Ken Dixon, Connecticut Post (Bridgeport, Connecticut), March 25, 2008
Displaying nooses in public places and work sites would become a hate crime under legislation approved unanimously Monday by the Judiciary Committee.
Lawmakers fell short, however, of an outright ban on displays—on private property, in particular—because of constitutional rights to free speech, allowing private-property owners to proclaim their biases.
The proposal was provoked by a series of recent incidents throughout the state, including in the Bridgeport Police Department, where nooses have been displayed where minorities would be sure to see it.
The bill as drafted would protect people who hang nooses on their own property or on private property with the written permission of the owner. It would be an expansion of the state’s 1980 law that categorized burning crosses as hate crimes. It depends on proof that there would be intent to intimidate based on a person’s race, national origin, religion or other general requirements under existing law.
If the bill is approved before the Legislature’s May 7 deadline and is signed into law, it would create a Class A misdemeanor, punishable by a year in prison and a $2,000 fine. “I think it’s an important statement that the Legislature should make,” said Rep. Michael P. Lawlor, D-East Haven, co-chairman of the committee.
“This is the dilemma with hate crimes,” Lawlor said. “People have the constitutional right to be a bigot if they want to. Free-speech rights protect them. My feeling is this is as far as we can go.”
He said that as “outrageous” as the displaying of a noose may be, making the law any tougher could cause the whole thing to be struck down as unconstitutional.
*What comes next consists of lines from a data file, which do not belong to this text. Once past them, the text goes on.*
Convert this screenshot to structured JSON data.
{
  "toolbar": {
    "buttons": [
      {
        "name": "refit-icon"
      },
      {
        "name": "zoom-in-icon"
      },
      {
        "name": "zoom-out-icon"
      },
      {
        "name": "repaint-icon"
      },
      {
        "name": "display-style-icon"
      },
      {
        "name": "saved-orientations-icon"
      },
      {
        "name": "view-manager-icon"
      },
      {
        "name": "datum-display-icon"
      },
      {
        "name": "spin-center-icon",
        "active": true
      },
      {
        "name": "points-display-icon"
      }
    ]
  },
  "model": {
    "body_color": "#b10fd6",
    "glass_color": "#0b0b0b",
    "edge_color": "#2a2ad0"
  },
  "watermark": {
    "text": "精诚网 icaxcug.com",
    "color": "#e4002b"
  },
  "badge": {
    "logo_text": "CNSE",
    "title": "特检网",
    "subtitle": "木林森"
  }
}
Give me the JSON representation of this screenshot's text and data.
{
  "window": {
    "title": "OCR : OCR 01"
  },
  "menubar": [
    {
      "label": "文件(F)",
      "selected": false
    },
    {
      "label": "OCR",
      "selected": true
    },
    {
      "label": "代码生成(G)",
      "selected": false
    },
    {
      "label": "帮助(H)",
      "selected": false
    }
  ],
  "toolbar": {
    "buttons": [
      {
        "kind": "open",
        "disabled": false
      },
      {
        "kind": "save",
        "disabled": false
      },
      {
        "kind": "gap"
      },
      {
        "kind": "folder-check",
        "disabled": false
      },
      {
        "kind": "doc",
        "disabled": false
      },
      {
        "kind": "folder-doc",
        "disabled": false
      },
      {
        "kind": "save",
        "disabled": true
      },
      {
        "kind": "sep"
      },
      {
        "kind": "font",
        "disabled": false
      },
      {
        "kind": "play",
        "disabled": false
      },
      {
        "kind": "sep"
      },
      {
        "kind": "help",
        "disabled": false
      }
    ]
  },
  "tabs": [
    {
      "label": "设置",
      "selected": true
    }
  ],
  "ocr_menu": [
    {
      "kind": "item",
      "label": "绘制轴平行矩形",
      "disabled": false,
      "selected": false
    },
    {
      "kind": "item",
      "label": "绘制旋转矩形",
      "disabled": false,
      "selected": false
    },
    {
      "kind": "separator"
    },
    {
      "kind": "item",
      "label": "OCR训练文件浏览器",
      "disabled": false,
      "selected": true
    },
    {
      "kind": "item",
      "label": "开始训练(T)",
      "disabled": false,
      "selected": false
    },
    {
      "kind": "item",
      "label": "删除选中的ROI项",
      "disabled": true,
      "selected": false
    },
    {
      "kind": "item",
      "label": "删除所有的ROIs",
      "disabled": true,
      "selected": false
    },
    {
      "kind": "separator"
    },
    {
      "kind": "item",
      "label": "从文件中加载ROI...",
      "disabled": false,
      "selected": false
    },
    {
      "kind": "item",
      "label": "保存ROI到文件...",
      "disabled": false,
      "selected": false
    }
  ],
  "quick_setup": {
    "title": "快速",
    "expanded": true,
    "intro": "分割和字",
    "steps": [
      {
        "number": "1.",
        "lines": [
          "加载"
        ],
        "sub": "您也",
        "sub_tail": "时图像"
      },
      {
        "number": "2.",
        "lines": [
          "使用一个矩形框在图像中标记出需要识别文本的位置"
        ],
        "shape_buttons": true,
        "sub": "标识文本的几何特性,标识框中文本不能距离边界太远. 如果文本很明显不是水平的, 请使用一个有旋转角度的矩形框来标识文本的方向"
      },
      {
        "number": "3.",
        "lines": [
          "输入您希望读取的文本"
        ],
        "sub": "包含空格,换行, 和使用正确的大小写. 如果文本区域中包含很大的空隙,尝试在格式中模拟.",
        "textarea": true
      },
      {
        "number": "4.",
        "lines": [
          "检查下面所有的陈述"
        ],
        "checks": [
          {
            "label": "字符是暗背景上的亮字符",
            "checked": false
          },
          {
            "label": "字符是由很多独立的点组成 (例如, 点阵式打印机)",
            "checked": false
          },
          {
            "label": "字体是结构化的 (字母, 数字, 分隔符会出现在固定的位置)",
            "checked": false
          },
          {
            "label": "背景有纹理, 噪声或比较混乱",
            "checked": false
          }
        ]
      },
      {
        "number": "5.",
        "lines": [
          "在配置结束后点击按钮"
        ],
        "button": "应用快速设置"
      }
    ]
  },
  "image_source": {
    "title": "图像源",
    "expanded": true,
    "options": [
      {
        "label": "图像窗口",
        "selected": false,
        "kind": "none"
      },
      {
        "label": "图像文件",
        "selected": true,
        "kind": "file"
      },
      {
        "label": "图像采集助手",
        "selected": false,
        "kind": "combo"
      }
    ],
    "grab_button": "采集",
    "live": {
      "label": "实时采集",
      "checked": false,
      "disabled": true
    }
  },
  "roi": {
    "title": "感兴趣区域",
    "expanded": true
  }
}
The 43-0 committee vote sends the legislation to the House floor.